===== Records supplied

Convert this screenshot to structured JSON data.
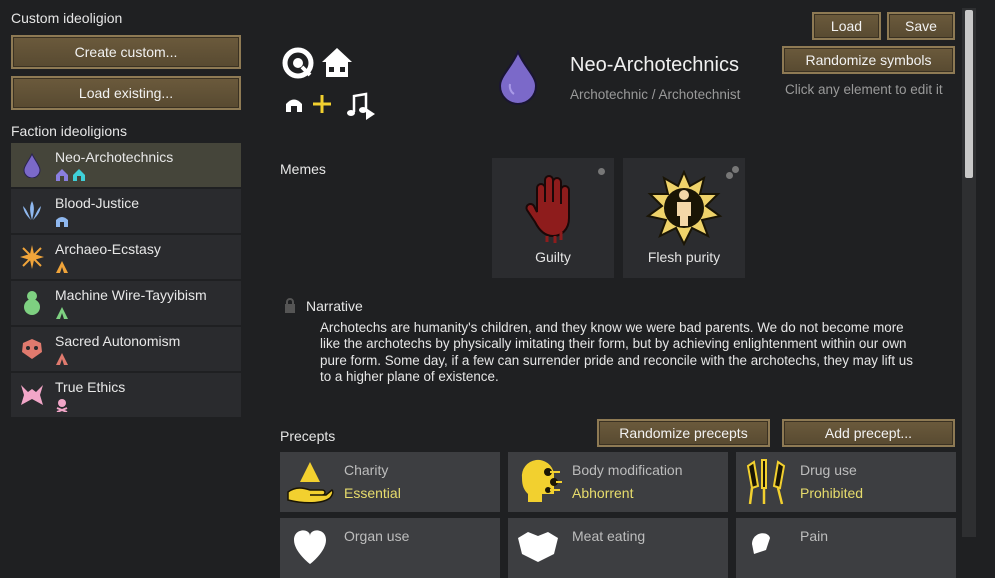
{
  "left_panel": {
    "custom_title": "Custom ideoligion",
    "create_label": "Create custom...",
    "load_existing_label": "Load existing...",
    "faction_title": "Faction ideoligions",
    "factions": [
      {
        "name": "Neo-Archotechnics",
        "icon": "droplet-icon",
        "color": "#7b69c9"
      },
      {
        "name": "Blood-Justice",
        "icon": "flame-wings-icon",
        "color": "#8fb8ef"
      },
      {
        "name": "Archaeo-Ecstasy",
        "icon": "star-burst-icon",
        "color": "#f0a43a"
      },
      {
        "name": "Machine Wire-Tayyibism",
        "icon": "figure-icon",
        "color": "#7ed081"
      },
      {
        "name": "Sacred Autonomism",
        "icon": "mask-icon",
        "color": "#e07a6e"
      },
      {
        "name": "True Ethics",
        "icon": "horned-icon",
        "color": "#f2a6c8"
      }
    ]
  },
  "header": {
    "title": "Neo-Archotechnics",
    "subtitle": "Archotechnic / Archotechnist",
    "hint": "Click any element to edit it",
    "load_label": "Load",
    "save_label": "Save",
    "randomize_symbols_label": "Randomize symbols",
    "accent": "#7b69c9"
  },
  "memes": {
    "title": "Memes",
    "items": [
      {
        "label": "Guilty",
        "icon": "bloody-hand-icon"
      },
      {
        "label": "Flesh purity",
        "icon": "sun-figure-icon"
      }
    ]
  },
  "narrative": {
    "title": "Narrative",
    "text": "Archotechs are humanity's children, and they know we were bad parents. We do not become more like the archotechs by physically imitating their form, but by achieving enlightenment within our own pure form. Some day, if a few can surrender pride and reconcile with the archotechs, they may lift us to a higher plane of existence."
  },
  "precepts": {
    "title": "Precepts",
    "randomize_label": "Randomize precepts",
    "add_label": "Add precept...",
    "value_color": "#e7dc6c",
    "items": [
      {
        "name": "Charity",
        "value": "Essential",
        "icon": "hand-pyramid-icon"
      },
      {
        "name": "Body modification",
        "value": "Abhorrent",
        "icon": "cyborg-head-icon"
      },
      {
        "name": "Drug use",
        "value": "Prohibited",
        "icon": "syringes-icon"
      },
      {
        "name": "Organ use",
        "value": "",
        "icon": "organ-icon"
      },
      {
        "name": "Meat eating",
        "value": "",
        "icon": "skull-icon"
      },
      {
        "name": "Pain",
        "value": "",
        "icon": "pain-icon"
      }
    ]
  }
}
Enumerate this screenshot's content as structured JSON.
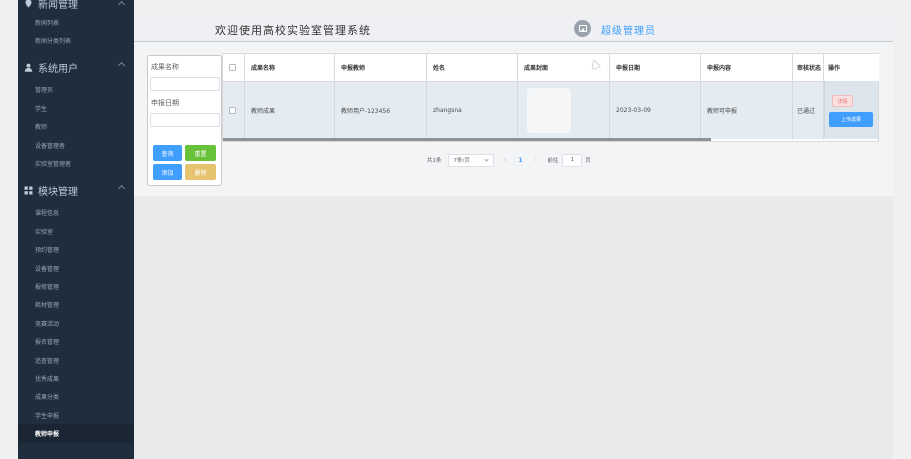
{
  "header": {
    "title": "欢迎使用高校实验室管理系统",
    "user": "超级管理员"
  },
  "sidebar": {
    "groups": [
      {
        "label": "新闻管理",
        "icon": "pin-icon",
        "items": [
          "新闻列表",
          "新闻分类列表"
        ]
      },
      {
        "label": "系统用户",
        "icon": "user-icon",
        "items": [
          "管理员",
          "学生",
          "教师",
          "设备管理者",
          "实验室管理者"
        ]
      },
      {
        "label": "模块管理",
        "icon": "grid-icon",
        "items": [
          "课程信息",
          "实验室",
          "预约管理",
          "设备管理",
          "报修管理",
          "耗材管理",
          "竞赛活动",
          "报名管理",
          "追查管理",
          "优秀成果",
          "成果分类",
          "学生申报",
          "教师申报"
        ]
      }
    ],
    "active_item": "教师申报"
  },
  "search": {
    "field1_label": "成果名称",
    "field1_value": "",
    "field2_label": "申报日期",
    "field2_value": "",
    "query_button": "查询",
    "reset_button": "重置",
    "add_button": "添加",
    "delete_button": "删除"
  },
  "table": {
    "columns": [
      "成果名称",
      "申报教师",
      "姓名",
      "成果封面",
      "申报日期",
      "申报内容",
      "审核状态",
      "操作"
    ],
    "rows": [
      {
        "name": "教师成果",
        "teacher": "教师用户-123456",
        "full_name": "zhangsna",
        "cover": "",
        "date": "2023-03-09",
        "content": "教师可申报",
        "status": "已通过",
        "detail_button": "详情",
        "upload_button": "上传成果"
      }
    ]
  },
  "pagination": {
    "total": "共1条",
    "page_size": "7条/页",
    "current": "1",
    "goto_label": "前往",
    "goto_value": "1",
    "page_suffix": "页"
  },
  "colors": {
    "sidebar_bg": "#1f2d3d",
    "primary": "#409eff",
    "success": "#67c23a",
    "warning": "#e6c46f",
    "danger_light": "#f9e0e0"
  }
}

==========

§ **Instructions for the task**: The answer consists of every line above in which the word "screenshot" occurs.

§ **Written reply**:
Convert this screenshot to structured JSON data.
Enumerate this screenshot's content as structured JSON.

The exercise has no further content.